§ Task directions
Each record must be output exactly and in full.

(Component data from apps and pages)
• • • • • • •

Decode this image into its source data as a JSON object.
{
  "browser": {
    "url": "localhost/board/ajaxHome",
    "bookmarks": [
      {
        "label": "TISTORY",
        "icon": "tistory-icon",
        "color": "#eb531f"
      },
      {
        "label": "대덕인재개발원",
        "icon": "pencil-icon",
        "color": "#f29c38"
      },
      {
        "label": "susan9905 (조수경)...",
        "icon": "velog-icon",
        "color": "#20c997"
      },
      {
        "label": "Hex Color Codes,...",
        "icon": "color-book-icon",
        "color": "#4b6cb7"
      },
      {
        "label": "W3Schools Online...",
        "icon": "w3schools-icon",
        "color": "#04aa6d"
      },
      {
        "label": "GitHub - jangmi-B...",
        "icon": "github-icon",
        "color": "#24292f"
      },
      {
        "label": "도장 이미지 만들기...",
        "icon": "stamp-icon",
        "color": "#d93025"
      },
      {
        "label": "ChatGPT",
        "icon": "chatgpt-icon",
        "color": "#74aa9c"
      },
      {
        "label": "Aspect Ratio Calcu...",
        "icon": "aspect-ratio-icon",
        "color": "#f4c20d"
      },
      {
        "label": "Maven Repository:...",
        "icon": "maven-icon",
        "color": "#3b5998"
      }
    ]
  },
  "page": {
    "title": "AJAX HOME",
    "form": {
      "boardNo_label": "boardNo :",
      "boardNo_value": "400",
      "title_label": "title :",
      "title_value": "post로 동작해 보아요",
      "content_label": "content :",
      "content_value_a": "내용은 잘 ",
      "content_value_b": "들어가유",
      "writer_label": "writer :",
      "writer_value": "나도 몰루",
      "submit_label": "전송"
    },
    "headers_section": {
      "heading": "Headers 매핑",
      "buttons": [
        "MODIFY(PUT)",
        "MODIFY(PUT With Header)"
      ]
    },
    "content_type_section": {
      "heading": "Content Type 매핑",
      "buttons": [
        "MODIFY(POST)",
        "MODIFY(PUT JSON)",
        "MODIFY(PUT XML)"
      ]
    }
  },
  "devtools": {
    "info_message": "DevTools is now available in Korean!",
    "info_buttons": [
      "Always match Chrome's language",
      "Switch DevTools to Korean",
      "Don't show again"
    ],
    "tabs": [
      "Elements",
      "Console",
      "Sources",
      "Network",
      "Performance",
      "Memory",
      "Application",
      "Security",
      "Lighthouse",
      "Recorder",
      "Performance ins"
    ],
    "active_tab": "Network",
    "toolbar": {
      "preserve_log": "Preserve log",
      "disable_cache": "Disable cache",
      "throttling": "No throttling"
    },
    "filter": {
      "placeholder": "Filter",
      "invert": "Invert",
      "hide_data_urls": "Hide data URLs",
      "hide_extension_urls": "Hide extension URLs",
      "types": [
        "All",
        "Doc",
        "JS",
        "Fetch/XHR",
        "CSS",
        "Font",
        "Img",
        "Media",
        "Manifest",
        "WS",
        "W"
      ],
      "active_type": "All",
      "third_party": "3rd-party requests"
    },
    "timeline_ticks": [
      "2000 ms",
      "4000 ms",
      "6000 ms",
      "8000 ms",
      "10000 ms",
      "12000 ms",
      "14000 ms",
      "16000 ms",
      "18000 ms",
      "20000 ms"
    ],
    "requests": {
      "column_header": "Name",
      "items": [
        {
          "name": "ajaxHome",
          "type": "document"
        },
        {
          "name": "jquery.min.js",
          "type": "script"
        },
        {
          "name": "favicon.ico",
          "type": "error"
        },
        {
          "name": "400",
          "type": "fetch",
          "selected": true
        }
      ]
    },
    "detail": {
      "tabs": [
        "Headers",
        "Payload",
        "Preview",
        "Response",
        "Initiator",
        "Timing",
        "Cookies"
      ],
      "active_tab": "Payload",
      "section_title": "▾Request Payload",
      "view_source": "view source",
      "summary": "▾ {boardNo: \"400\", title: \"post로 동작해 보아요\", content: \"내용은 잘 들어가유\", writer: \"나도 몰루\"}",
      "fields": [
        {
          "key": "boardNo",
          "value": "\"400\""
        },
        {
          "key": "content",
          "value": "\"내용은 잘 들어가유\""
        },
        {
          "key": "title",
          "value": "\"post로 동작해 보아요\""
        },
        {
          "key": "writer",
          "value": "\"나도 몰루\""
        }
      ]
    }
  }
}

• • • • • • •

§ Finished exercise
Decode this image into its source data as a JSON object.
{
  "browser": {
    "url": "localhost/board/ajaxHome",
    "bookmarks": [
      {
        "label": "TISTORY",
        "icon": "tistory-icon",
        "color": "#eb531f"
      },
      {
        "label": "대덕인재개발원",
        "icon": "pencil-icon",
        "color": "#f29c38"
      },
      {
        "label": "susan9905 (조수경)...",
        "icon": "velog-icon",
        "color": "#20c997"
      },
      {
        "label": "Hex Color Codes,...",
        "icon": "color-book-icon",
        "color": "#4b6cb7"
      },
      {
        "label": "W3Schools Online...",
        "icon": "w3schools-icon",
        "color": "#04aa6d"
      },
      {
        "label": "GitHub - jangmi-B...",
        "icon": "github-icon",
        "color": "#24292f"
      },
      {
        "label": "도장 이미지 만들기...",
        "icon": "stamp-icon",
        "color": "#d93025"
      },
      {
        "label": "ChatGPT",
        "icon": "chatgpt-icon",
        "color": "#74aa9c"
      },
      {
        "label": "Aspect Ratio Calcu...",
        "icon": "aspect-ratio-icon",
        "color": "#f4c20d"
      },
      {
        "label": "Maven Repository:...",
        "icon": "maven-icon",
        "color": "#3b5998"
      }
    ]
  },
  "page": {
    "title": "AJAX HOME",
    "form": {
      "boardNo_label": "boardNo :",
      "boardNo_value": "400",
      "title_label": "title :",
      "title_value": "post로 동작해 보아요",
      "content_label": "content :",
      "content_value_a": "내용은 잘 ",
      "content_value_b": "들어가유",
      "writer_label": "writer :",
      "writer_value": "나도 몰루",
      "submit_label": "전송"
    },
    "headers_section": {
      "heading": "Headers 매핑",
      "buttons": [
        "MODIFY(PUT)",
        "MODIFY(PUT With Header)"
      ]
    },
    "content_type_section": {
      "heading": "Content Type 매핑",
      "buttons": [
        "MODIFY(POST)",
        "MODIFY(PUT JSON)",
        "MODIFY(PUT XML)"
      ]
    }
  },
  "devtools": {
    "info_message": "DevTools is now available in Korean!",
    "info_buttons": [
      "Always match Chrome's language",
      "Switch DevTools to Korean",
      "Don't show again"
    ],
    "tabs": [
      "Elements",
      "Console",
      "Sources",
      "Network",
      "Performance",
      "Memory",
      "Application",
      "Security",
      "Lighthouse",
      "Recorder",
      "Performance ins"
    ],
    "active_tab": "Network",
    "toolbar": {
      "preserve_log": "Preserve log",
      "disable_cache": "Disable cache",
      "throttling": "No throttling"
    },
    "filter": {
      "placeholder": "Filter",
      "invert": "Invert",
      "hide_data_urls": "Hide data URLs",
      "hide_extension_urls": "Hide extension URLs",
      "types": [
        "All",
        "Doc",
        "JS",
        "Fetch/XHR",
        "CSS",
        "Font",
        "Img",
        "Media",
        "Manifest",
        "WS",
        "W"
      ],
      "active_type": "All",
      "third_party": "3rd-party requests"
    },
    "timeline_ticks": [
      "2000 ms",
      "4000 ms",
      "6000 ms",
      "8000 ms",
      "10000 ms",
      "12000 ms",
      "14000 ms",
      "16000 ms",
      "18000 ms",
      "20000 ms"
    ],
    "requests": {
      "column_header": "Name",
      "items": [
        {
          "name": "ajaxHome",
          "type": "document"
        },
        {
          "name": "jquery.min.js",
          "type": "script"
        },
        {
          "name": "favicon.ico",
          "type": "error"
        },
        {
          "name": "400",
          "type": "fetch",
          "selected": true
        }
      ]
    },
    "detail": {
      "tabs": [
        "Headers",
        "Payload",
        "Preview",
        "Response",
        "Initiator",
        "Timing",
        "Cookies"
      ],
      "active_tab": "Payload",
      "section_title": "▾Request Payload",
      "view_source": "view source",
      "summary": "▾ {boardNo: \"400\", title: \"post로 동작해 보아요\", content: \"내용은 잘 들어가유\", writer: \"나도 몰루\"}",
      "fields": [
        {
          "key": "boardNo",
          "value": "\"400\""
        },
        {
          "key": "content",
          "value": "\"내용은 잘 들어가유\""
        },
        {
          "key": "title",
          "value": "\"post로 동작해 보아요\""
        },
        {
          "key": "writer",
          "value": "\"나도 몰루\""
        }
      ]
    }
  }
}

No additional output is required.